Small communities all over the US are now experimenting with new forms of electricity. I was reading how a small community invested in wind energy. Their windmills not only generate enough energy for their community, but also enough for surrounding communities. This small community is actually selling their windmill generating energy to electric companies which then in turn sells it to other communities. In time other communities will look at this model for public energy and duplicate it. This is yet another example of how an experiment in one community can become public policy in many communities. The examples are endless.

Brownsville actually has an example of such an experiment. The Weir Project is an example of a community experimenting with a solution to border security. If Brownsville succeeds, other communities like El Paso may consider making the border a commercialized river walk.
Nothing but a lack of vision prevents the BPUB from seeking a federal licence to grow hemp in the LRGV and then converting it into biofuel for the electric plants which feed our electrical needs. Unfortunately, I doubt very much anyone on the BPUB understands well enough how government operates to be able to make these type decisions.

The hypocrisy of many Republicans who claim to be conservatives who favor limited government can be seen in their crusade to nationalize the issue of gay marriage so as to deny states like California and Massachusetts the ability to experiment with it. When so called conservatives seek to destroy the greatest strength we have in our political system (state’s rights which promote innovative public policy) so as to accomplish a social policy, you know they do not have the best interests of the American people at heart.
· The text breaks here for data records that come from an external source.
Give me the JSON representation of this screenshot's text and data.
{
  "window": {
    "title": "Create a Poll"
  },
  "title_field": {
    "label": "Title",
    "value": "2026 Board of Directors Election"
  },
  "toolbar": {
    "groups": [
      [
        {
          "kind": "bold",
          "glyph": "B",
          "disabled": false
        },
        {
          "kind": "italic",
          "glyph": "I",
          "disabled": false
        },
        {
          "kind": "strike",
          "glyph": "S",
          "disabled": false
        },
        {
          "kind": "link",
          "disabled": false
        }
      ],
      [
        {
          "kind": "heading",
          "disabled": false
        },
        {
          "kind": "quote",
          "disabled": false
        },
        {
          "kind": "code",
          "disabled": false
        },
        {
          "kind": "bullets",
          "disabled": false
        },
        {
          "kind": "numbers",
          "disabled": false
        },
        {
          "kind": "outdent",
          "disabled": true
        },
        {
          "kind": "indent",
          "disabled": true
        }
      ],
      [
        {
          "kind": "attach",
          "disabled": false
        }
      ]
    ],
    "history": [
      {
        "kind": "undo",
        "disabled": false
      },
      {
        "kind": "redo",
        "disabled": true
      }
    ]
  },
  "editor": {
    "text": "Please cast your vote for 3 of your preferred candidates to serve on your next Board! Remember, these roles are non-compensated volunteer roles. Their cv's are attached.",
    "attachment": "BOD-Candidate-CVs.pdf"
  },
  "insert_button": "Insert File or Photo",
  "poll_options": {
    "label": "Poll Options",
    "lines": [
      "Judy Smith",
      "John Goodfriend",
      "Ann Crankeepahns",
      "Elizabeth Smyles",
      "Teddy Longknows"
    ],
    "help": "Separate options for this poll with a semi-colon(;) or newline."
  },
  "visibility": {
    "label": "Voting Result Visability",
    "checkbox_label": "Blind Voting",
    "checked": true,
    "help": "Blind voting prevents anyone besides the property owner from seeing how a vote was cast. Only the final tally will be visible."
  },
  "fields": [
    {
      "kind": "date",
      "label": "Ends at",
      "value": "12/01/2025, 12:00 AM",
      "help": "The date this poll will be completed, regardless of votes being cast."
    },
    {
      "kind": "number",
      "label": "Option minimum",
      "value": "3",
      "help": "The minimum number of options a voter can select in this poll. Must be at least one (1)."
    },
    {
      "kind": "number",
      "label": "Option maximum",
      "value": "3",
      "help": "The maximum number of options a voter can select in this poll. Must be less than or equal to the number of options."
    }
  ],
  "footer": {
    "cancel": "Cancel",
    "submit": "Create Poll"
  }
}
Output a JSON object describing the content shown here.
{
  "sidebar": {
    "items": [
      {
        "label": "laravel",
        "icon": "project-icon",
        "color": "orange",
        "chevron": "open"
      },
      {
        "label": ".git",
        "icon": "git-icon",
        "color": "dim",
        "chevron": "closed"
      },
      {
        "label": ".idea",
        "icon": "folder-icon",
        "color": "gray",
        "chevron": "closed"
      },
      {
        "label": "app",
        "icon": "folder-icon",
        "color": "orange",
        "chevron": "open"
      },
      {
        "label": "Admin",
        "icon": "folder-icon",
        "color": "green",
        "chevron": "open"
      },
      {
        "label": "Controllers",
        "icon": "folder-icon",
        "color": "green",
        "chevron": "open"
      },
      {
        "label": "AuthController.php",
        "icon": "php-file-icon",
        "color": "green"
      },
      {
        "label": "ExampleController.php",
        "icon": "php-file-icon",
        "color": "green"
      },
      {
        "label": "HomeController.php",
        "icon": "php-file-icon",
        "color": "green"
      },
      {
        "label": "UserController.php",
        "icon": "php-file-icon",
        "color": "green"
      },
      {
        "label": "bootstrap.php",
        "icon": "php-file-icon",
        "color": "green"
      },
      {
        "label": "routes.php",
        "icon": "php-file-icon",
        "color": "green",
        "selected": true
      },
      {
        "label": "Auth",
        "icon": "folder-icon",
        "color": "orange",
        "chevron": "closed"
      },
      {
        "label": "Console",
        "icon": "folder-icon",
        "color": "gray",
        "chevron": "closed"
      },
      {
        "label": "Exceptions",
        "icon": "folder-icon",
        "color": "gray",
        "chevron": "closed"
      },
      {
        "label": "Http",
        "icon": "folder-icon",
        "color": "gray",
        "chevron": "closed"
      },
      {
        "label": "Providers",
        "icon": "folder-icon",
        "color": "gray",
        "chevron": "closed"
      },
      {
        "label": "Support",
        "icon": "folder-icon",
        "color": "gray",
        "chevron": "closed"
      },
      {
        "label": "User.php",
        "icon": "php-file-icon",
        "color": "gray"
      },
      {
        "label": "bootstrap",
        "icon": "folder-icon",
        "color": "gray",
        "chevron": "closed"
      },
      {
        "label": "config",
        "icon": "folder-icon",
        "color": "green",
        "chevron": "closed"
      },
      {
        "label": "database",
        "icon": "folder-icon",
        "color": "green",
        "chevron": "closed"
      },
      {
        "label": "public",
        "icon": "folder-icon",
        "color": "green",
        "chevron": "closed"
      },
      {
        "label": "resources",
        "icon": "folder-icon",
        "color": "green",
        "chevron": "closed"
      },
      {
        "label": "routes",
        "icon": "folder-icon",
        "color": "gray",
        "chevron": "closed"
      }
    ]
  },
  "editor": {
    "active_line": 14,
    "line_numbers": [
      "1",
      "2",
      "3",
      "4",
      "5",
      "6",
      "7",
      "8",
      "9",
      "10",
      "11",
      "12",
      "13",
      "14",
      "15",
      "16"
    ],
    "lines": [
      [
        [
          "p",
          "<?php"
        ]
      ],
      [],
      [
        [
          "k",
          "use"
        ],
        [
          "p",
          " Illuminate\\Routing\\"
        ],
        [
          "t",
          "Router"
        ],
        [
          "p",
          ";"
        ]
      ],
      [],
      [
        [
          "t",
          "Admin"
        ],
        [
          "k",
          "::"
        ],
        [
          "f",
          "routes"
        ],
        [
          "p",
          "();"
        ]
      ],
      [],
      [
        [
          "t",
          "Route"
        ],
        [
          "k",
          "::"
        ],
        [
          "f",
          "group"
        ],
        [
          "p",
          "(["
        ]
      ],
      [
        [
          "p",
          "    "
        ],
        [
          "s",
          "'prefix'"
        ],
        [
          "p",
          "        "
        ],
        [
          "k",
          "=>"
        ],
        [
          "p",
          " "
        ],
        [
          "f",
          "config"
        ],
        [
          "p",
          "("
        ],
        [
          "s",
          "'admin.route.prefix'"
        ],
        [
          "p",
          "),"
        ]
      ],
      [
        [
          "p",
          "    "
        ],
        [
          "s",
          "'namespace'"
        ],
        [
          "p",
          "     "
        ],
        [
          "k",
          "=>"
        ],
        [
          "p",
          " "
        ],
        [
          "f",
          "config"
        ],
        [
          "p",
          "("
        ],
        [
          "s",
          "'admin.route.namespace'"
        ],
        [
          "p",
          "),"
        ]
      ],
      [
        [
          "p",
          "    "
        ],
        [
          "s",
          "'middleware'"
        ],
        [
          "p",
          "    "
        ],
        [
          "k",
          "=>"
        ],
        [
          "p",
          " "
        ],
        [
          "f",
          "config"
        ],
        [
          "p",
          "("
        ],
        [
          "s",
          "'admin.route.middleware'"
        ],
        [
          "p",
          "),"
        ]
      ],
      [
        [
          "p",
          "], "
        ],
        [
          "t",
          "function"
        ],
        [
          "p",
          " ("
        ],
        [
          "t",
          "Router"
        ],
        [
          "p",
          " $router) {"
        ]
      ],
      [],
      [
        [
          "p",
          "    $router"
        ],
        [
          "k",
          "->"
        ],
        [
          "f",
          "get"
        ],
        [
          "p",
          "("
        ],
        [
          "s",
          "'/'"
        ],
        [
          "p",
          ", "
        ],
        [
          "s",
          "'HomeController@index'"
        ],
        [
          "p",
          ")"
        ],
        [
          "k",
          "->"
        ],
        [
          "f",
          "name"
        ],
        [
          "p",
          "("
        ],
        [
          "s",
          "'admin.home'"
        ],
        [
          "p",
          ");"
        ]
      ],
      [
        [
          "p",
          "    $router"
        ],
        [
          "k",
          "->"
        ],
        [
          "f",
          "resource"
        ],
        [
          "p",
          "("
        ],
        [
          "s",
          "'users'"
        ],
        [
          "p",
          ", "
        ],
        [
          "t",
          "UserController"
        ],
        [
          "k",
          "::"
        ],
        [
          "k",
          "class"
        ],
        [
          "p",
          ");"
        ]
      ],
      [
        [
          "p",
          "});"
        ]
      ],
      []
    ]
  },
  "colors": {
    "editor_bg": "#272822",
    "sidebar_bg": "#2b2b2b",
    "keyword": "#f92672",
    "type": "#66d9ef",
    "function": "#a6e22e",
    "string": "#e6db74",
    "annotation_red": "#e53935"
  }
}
This balance in power between the states and federal government is probably the most important check the people have on both the state and federal governments. It saddens me that government instructors at both the highschool level and college level rarely teach this part of the constitution. The American liberal, who we all know I call apologists for the failed capitalist system, gets jittery when having to even accept this balance of power exists. In their mind they can only accomplish their goals with an all powerful central government. Inasmuch as the American liberal remains the dominant voice of instruction at our universities, it is no wonder this balance of power is not taught to our children, or our children’s teachers.

When I taught at Houston Community College, I spent a lot of time on this subject. To keep the subject relevant to my students I would use car insurance, drinking, or renting a car, as examples of where states were actually affording 18 year olds equal rights. They understood that if the policy of lower insurance rates worked in Minnesota it could mean lower insurance rates for them in Texas. It kept their interest. Whenever possible I always tried to make what I was teaching relevant to the 18 year olds.

I know these little lessons bore people, but my goal is to try and get people to start thinking. This balance of power does not end with the battle between the states and federal government. T. Boone Pickens has raised the prospect that the government may now have to start competing with benevolent billionaires trying to do for our communities what the government has failed to do. Fortunately our system of government promotes this kind of private sector innovation. If T. Boone Pickens succeeds, without the mythical checks and balances allegedly found in the democratic process, he will have accomplished more for the people in public policy in terms of energy independence than the Congress or any state government.

No comments: